I need to remember that email. And the schedule change. I need to update the website to reflect the last adjustments. Get a mailing list up and running. Where am I at with my values? How am I going to make inbound work properly? 

Wait. What was I even doing?

Our minds are naturally associative. They’re experts at jumping from thought to thought, like a happy hare on its merry way. For many solopreneurs and business owners, this is a substantial cause of stress. It makes work seem overwhelming, with tasks big and small blending together and creating a gigantic, dark landscape of blurred lines.

This is why mindfulness is such an exceptionally powerful – and important – tool when you’re running a business. 

 

Being present

Whether you’re working on a presentation for a client, a LinkedIn post, doing your calendar scheduling or answering your emails, mindfulness, at its core, boils down to being present in whichever activity you’re doing. Allowing your mind the space it needs to focus on that task, from start to finish.

If you often find yourself half-finishing whatever you’re working on because you remembered something you had to do, you might benefit from implementing some tricks to stay mindful and concentrated. One aspect of this is letting go of wanting to be in control of everything you feel you need to be on top of all the time. This is actually also the reason we struggle with doing it.  

You feel an immense sense of responsibility towards your business. Choosing to focus on just one thing at a time may be experienced as abandoning parts of it.

In reality, being present just means focusing all your attention on the task at hand. It doesn’t mean you’re not going to do all those other things, too. It just means that you’re creating a headspace where you are able to put the whole aside as you focus on your individual work tasks one by one.   

There are always things we wouldn’t mind not doing. We just have to be brave enough to find someone else to actually do them for us.

False importance

When we’re unconcentrated, it’s usually because we have a lot on our minds. In fact, we’re not unconcentrated at all; we’re just trying to concentrate on far too many things at once. This tends to happen when we construct importance. We equate every single work task to another, and we end up feeling like everything is equally important.

Mindfulness helps you concentrate on the things that matter – and recognise that even if you have a lot on your plate, you can’t chew it all at once. If you really think about it, the world isn’t going to end if you make that client wait till tomorrow. Your entire social network won’t fall apart if you forget to respond to an Instagram comment.  

Don’t forget to ask yourself this: What’s really important?

For some, it’s building an incredible, successful, profitable business – sure, we all want that.
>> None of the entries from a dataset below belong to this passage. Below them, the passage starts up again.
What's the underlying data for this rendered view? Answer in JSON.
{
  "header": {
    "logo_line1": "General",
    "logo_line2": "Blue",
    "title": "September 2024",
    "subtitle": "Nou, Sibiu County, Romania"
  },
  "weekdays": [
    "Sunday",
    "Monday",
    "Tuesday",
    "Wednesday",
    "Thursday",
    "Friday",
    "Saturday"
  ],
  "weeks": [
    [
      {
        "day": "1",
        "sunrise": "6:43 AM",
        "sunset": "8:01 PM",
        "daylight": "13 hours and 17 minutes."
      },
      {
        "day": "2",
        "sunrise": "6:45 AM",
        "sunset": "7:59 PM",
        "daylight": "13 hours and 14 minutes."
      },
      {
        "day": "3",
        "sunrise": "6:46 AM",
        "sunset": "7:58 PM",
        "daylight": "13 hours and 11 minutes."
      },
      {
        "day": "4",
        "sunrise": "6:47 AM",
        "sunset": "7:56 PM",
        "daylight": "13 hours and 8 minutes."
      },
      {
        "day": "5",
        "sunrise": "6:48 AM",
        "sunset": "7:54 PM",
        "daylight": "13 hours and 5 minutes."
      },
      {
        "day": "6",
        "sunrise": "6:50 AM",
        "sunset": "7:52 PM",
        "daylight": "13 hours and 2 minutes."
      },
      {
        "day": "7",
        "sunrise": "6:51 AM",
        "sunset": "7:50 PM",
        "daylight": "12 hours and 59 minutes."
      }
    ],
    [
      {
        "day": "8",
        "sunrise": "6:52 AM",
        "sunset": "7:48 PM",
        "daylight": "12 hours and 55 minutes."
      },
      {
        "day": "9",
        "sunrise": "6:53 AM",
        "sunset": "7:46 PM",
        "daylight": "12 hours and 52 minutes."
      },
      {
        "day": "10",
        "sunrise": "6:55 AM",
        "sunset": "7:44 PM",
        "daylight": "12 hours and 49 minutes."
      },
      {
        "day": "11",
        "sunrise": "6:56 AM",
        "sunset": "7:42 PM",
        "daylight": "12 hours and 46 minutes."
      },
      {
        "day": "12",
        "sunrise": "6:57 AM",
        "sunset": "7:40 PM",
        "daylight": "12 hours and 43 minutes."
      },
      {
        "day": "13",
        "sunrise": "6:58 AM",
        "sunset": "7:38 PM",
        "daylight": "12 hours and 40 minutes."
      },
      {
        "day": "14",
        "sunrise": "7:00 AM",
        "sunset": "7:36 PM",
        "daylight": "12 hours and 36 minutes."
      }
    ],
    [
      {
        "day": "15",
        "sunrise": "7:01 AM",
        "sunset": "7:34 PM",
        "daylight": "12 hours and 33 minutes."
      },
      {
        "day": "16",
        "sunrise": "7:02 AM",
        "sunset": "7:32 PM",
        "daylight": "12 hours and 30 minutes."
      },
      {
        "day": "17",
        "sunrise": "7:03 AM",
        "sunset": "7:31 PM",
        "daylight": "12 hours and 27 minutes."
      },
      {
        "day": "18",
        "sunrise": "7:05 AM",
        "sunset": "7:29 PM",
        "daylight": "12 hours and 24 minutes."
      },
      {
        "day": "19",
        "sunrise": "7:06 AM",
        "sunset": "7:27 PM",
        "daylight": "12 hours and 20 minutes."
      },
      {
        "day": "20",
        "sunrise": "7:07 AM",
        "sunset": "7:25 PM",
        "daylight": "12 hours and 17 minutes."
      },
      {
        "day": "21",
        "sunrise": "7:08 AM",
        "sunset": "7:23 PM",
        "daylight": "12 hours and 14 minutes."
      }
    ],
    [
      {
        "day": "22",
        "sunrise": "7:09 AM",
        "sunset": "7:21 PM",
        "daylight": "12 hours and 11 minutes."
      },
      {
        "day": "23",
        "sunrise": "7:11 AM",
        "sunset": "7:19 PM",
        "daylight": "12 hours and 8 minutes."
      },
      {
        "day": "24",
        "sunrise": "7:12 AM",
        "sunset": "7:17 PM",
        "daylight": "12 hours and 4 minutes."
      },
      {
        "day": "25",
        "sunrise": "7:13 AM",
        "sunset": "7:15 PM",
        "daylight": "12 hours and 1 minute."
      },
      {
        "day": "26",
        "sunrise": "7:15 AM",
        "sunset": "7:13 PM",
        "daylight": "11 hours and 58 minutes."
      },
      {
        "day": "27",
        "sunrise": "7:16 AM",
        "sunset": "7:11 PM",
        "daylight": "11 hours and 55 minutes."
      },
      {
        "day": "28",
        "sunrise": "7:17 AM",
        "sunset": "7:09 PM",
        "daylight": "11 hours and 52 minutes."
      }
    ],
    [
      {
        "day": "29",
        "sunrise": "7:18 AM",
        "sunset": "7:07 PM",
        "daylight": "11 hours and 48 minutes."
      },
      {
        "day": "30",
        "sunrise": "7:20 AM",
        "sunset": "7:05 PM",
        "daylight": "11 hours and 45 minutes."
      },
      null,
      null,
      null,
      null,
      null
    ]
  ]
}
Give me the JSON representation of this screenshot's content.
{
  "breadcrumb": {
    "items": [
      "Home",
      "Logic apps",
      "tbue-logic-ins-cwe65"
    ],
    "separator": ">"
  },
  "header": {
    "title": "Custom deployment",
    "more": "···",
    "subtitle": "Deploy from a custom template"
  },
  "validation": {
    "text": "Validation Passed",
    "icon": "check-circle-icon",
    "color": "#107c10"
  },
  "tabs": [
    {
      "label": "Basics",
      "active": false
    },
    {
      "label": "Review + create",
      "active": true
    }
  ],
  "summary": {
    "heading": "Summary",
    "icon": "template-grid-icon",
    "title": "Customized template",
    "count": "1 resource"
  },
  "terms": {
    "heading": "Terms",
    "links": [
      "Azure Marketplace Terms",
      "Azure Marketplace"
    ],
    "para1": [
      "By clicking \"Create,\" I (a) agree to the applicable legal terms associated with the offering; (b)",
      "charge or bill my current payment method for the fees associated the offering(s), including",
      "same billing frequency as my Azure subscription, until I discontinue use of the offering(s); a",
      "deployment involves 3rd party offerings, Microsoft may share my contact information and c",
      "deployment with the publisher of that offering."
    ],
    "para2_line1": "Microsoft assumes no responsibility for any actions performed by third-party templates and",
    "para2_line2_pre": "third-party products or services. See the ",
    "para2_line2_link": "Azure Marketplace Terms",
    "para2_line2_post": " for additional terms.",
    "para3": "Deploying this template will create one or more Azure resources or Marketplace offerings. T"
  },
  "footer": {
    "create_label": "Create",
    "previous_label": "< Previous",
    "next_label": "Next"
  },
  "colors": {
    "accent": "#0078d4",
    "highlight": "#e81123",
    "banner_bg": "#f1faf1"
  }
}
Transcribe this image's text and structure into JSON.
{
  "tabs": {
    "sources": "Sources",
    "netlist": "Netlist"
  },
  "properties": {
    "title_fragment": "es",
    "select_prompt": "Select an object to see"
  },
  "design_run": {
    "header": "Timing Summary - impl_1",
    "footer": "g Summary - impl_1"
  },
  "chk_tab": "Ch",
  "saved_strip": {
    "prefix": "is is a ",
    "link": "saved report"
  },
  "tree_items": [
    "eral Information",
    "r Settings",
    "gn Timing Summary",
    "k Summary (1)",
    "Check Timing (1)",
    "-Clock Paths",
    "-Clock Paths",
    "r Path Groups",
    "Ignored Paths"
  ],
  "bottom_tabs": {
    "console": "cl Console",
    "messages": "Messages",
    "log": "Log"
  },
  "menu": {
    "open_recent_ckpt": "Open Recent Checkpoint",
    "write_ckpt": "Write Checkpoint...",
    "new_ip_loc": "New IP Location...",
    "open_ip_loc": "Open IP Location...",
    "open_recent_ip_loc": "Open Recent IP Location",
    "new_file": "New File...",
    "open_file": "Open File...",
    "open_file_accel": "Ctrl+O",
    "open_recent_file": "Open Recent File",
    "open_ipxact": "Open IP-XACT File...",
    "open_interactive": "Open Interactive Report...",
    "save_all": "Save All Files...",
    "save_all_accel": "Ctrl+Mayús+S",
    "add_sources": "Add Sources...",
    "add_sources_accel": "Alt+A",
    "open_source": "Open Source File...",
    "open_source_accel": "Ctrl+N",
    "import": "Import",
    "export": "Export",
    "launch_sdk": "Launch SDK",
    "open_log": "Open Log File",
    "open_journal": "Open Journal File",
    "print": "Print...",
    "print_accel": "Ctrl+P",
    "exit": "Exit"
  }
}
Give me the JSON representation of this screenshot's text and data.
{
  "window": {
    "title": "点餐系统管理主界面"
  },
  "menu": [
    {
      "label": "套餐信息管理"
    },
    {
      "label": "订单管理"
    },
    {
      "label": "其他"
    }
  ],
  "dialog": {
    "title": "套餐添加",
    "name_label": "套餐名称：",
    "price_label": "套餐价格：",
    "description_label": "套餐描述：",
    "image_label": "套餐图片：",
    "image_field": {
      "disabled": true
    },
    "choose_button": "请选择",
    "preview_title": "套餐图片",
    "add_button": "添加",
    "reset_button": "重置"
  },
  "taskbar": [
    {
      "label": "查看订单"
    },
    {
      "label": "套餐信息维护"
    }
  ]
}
But for the vast majority, the answer to that question will be about a happy mind, a comfortable home, good relationships with the people that matter to us. Mindfulness is also about taking the time to grant yourself perspective when it feels like the pile of work grows faster than you can get through it.

Mindfulness at work

So what does mindfulness actually look like in practice? How do you create that space for reflection and focus in the midst of the high-pressure, top-speed reality solopreneurs find themselves in on a weekly basis? First off, it’s about doing an audit of what makes you focus, and what makes you lose that focus.  

Take a moment to feel your stress, anxiety or worry, wherever it manifests in your body. What’s causing it? 

Let your mind loose on an associative journey, and make note of the stops it jumps to. Are they financial? Workload-related? Work task-related? Position-related? Goals-related? Are they about work-life balance? Getting the next client? Financing the next push?

Whatever they are, the things that poke at our stress are the most tell-tale of where the stress is actually rooted. And when you know what these things are, you can also recognise them as they pop up throughout the day – and deal with them in a mindful manner.

The second thing to consider is how long a short mindfulness exercise takes you, versus the speed you lose when you are unconcentrated and stressed or worried. Many people will say that they don’t have time for two minutes of breathing. And yet their entire day is only halfway there, because they cannot find the calm to give their work the full attention it needs.  

If it helps, leave out 15 mins of scheduled time in your day for mindful moments – that gives you 3 x 5 minutes, or 15 x 1.

Finally, learn to recognise the signs that your stress, anxiety, concentration or focus are spinning out of control. These may be physical or psychological manifestations. Just as with the stress roots, learning what these are will be the first step to a more mindful workday.

The things I do to practice mindfulness at work:

  • I meditate every morning, before my workday begins.
  • I schedule in time for lunch in my calendar, every day.
  • I keep only the tabs relating to the work task I’m doing at any given time open 
  • I put my phone on Do Not Disturb/Silent (with the necessary exceptions in place)
  • I don’t go on social media except for during slotted times

Do you have any good tips or stories about mindfulness at work? Please share them below 🙂